ACTIVITY – Pick out and copy every line below that has the word "Information".

INPUT DATA –
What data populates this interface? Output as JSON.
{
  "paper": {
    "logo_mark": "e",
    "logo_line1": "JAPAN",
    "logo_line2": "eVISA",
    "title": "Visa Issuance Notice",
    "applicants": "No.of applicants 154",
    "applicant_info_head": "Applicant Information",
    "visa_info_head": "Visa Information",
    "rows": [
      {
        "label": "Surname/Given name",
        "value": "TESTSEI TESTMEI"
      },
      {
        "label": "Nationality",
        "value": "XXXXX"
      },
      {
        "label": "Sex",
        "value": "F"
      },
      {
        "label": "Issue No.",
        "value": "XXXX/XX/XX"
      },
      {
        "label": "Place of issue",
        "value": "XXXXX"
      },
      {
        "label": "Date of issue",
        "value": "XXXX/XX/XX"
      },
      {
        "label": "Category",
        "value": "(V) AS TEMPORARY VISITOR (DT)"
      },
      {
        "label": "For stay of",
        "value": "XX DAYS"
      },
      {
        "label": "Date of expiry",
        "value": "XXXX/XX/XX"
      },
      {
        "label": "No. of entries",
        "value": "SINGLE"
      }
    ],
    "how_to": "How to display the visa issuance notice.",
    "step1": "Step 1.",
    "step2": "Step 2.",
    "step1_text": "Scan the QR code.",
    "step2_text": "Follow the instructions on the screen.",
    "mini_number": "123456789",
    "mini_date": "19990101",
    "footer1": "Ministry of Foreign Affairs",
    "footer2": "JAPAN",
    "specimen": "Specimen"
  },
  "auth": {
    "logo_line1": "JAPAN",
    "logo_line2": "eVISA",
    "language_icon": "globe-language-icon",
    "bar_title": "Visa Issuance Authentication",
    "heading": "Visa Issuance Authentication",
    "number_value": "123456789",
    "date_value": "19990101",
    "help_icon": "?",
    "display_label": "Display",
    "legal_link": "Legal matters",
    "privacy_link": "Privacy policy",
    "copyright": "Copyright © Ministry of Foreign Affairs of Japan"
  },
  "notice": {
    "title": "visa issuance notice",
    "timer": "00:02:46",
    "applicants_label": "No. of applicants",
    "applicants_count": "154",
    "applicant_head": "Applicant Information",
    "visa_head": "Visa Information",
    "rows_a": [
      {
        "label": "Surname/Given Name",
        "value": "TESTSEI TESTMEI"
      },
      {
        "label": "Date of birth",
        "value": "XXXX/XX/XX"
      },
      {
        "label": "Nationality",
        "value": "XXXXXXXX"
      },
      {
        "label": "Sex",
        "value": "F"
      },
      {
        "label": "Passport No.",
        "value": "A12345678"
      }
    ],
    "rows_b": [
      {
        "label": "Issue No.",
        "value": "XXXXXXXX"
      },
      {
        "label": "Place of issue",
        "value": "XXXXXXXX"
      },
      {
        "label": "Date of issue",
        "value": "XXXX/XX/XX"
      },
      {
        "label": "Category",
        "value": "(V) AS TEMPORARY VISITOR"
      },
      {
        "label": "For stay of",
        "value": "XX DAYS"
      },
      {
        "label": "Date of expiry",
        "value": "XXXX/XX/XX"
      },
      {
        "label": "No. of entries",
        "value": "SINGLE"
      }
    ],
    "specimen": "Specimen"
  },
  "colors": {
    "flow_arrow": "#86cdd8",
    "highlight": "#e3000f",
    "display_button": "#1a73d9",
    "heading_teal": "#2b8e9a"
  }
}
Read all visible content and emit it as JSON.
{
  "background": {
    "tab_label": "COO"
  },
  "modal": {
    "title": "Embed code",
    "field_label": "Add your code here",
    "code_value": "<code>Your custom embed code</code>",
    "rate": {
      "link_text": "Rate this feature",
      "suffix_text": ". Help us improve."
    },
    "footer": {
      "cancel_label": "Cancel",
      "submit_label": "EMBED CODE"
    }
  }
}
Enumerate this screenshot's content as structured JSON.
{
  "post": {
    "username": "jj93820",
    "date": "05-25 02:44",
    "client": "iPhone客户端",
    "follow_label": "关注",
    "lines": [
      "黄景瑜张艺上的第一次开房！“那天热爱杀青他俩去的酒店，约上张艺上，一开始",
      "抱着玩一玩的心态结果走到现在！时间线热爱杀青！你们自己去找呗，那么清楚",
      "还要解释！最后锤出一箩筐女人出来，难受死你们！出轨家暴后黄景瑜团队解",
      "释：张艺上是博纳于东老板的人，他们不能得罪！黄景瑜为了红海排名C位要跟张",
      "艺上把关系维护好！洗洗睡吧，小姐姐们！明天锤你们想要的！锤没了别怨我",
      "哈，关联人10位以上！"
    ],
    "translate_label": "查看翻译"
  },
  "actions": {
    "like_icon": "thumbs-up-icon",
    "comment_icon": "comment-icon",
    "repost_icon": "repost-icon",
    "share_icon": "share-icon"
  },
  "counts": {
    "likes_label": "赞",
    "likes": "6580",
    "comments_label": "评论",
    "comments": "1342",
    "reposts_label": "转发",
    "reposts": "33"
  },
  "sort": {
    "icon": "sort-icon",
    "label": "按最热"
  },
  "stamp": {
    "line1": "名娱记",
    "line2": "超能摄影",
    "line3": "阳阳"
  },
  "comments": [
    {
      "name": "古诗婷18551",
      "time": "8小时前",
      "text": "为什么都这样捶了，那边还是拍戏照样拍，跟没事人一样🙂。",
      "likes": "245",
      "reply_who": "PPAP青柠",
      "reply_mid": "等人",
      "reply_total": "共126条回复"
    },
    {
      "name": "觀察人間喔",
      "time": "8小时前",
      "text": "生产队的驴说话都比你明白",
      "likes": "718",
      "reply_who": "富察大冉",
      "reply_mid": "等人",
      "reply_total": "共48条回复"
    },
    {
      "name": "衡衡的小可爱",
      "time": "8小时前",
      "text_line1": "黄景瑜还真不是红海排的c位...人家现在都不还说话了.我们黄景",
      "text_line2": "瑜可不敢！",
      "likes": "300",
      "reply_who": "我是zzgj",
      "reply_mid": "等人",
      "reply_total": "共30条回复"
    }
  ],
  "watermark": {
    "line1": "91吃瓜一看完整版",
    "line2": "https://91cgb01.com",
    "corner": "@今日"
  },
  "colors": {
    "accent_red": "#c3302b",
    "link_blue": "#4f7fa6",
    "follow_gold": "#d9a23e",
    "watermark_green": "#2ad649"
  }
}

WRITTEN ANSWER –
    "applicant_info_head": "Applicant Information",
    "visa_info_head": "Visa Information",
    "applicant_head": "Applicant Information",
    "visa_head": "Visa Information",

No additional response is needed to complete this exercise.